YOUR GOAL
Locate all lines in the data below that hold "Todos" and show them.
(RECORDS SHOWN Opens)
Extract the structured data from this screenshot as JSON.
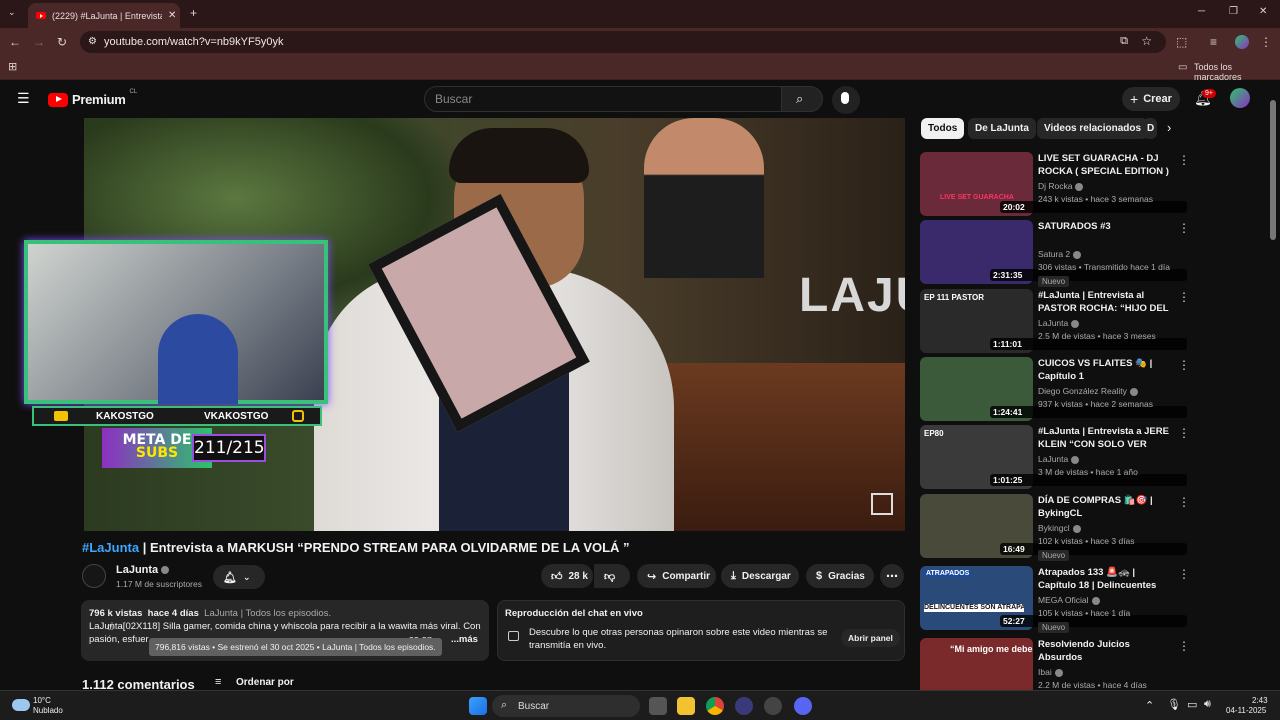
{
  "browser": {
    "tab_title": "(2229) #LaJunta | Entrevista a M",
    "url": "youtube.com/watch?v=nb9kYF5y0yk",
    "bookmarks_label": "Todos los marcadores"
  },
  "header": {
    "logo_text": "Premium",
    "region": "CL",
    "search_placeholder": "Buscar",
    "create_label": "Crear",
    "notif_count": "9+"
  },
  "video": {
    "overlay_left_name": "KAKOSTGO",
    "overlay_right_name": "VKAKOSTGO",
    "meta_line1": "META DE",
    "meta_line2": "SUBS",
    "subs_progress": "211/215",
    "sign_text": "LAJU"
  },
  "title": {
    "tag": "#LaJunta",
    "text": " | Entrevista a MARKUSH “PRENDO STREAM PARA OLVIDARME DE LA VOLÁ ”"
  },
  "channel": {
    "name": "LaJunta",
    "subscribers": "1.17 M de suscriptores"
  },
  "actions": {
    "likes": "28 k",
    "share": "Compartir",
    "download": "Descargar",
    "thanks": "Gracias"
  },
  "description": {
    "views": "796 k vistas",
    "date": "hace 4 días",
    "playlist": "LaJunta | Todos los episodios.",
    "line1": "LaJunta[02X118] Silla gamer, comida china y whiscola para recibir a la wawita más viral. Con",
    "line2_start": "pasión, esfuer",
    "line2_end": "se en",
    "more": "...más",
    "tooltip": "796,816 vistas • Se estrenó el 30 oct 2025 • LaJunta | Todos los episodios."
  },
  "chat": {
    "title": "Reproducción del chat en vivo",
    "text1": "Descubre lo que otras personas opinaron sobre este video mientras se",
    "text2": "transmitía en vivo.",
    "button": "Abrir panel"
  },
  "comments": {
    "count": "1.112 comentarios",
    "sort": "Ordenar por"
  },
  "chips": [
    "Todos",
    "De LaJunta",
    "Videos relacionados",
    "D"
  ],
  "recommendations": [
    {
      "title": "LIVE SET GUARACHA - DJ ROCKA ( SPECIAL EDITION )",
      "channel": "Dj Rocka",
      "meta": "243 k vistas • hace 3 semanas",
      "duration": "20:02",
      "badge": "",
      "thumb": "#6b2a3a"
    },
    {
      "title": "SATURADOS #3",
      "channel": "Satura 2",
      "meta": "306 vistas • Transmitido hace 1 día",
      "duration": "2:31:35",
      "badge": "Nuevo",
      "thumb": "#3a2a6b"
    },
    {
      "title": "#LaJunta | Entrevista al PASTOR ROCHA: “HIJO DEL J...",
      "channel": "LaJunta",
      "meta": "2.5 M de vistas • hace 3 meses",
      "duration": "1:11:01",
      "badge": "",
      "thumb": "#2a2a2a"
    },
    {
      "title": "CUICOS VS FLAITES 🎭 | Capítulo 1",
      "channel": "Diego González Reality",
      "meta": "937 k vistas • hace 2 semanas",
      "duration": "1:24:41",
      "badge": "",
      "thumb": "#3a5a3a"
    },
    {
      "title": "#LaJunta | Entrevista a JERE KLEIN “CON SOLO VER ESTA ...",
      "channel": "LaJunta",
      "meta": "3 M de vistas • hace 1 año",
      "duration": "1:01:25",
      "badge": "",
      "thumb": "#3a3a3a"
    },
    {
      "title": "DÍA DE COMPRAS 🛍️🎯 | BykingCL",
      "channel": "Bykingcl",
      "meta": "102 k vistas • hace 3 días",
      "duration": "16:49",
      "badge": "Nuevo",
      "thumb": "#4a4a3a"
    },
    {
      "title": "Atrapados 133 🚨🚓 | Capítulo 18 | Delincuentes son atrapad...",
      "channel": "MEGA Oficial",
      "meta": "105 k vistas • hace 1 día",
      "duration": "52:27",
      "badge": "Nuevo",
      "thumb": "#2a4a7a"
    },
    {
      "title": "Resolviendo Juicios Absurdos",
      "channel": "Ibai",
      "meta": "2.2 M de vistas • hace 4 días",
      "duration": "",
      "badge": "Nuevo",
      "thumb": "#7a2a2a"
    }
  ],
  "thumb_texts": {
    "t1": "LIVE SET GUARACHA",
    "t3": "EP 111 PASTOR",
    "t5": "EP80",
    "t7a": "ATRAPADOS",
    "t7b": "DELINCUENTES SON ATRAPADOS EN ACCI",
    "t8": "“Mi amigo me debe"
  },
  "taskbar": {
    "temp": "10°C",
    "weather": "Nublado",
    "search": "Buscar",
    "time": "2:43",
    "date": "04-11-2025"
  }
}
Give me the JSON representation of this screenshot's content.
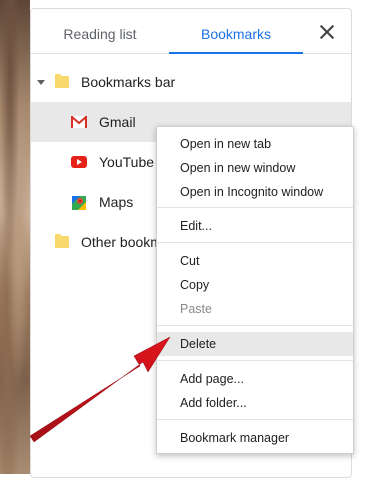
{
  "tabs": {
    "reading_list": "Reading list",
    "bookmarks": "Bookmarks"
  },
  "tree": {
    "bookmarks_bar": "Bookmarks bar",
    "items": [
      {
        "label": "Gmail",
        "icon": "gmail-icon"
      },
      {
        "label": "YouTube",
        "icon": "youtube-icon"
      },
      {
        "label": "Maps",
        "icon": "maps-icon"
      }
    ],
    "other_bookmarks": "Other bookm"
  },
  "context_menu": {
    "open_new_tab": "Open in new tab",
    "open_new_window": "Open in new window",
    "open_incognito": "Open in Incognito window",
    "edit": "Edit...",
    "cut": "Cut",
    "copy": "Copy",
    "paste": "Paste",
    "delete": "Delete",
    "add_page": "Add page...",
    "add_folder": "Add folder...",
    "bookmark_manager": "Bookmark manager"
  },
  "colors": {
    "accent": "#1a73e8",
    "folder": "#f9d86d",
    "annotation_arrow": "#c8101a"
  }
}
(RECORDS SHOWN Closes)
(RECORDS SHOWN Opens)
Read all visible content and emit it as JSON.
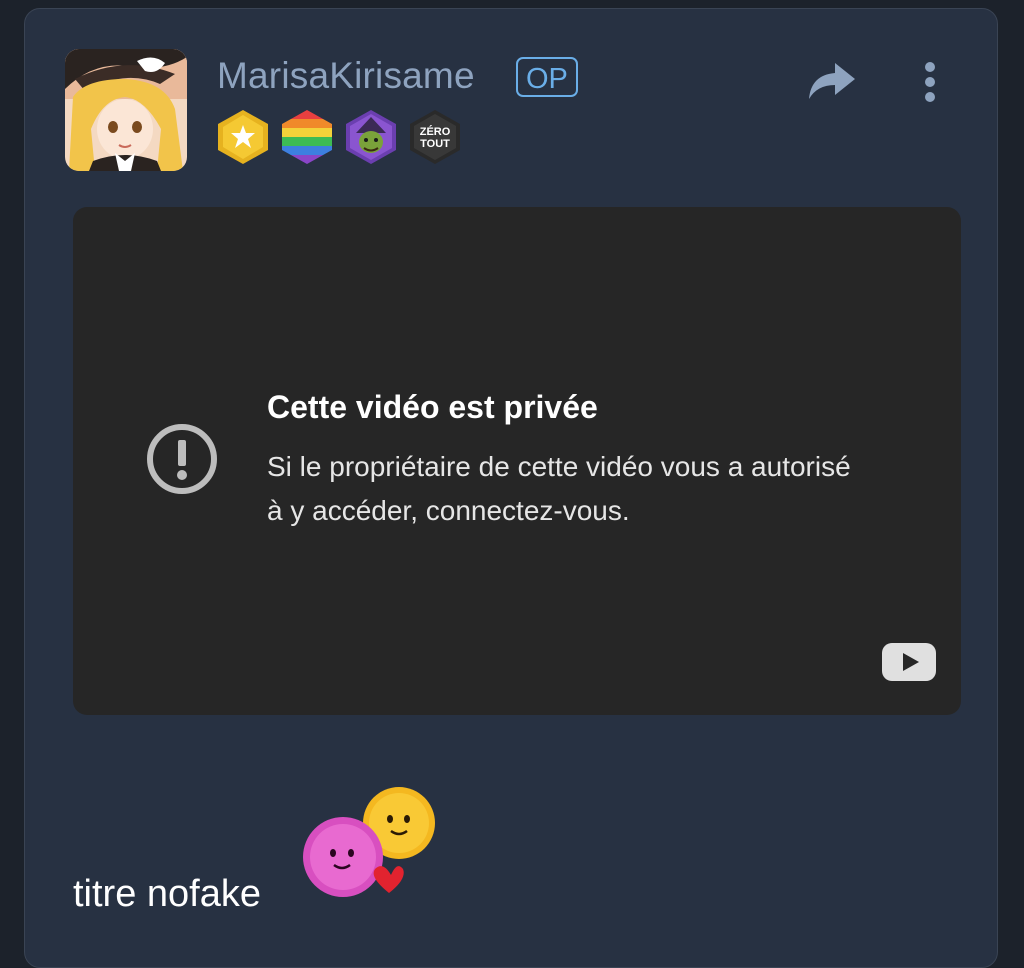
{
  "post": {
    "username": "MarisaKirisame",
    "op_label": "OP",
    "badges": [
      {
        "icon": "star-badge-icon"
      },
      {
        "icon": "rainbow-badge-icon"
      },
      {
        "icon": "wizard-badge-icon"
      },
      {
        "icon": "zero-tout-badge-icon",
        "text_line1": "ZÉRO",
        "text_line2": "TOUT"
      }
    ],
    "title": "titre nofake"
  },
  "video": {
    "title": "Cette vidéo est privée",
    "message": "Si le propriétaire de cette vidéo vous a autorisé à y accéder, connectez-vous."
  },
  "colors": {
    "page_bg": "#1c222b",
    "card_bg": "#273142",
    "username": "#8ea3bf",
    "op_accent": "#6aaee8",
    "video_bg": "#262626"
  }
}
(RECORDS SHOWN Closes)
RESPONSE TO THE EXERCISE
    "bookmarks_label": "Todos los marcadores"
    "playlist": "LaJunta | Todos los episodios.",
    "tooltip": "796,816 vistas • Se estrenó el 30 oct 2025 • LaJunta | Todos los episodios."
    "Todos",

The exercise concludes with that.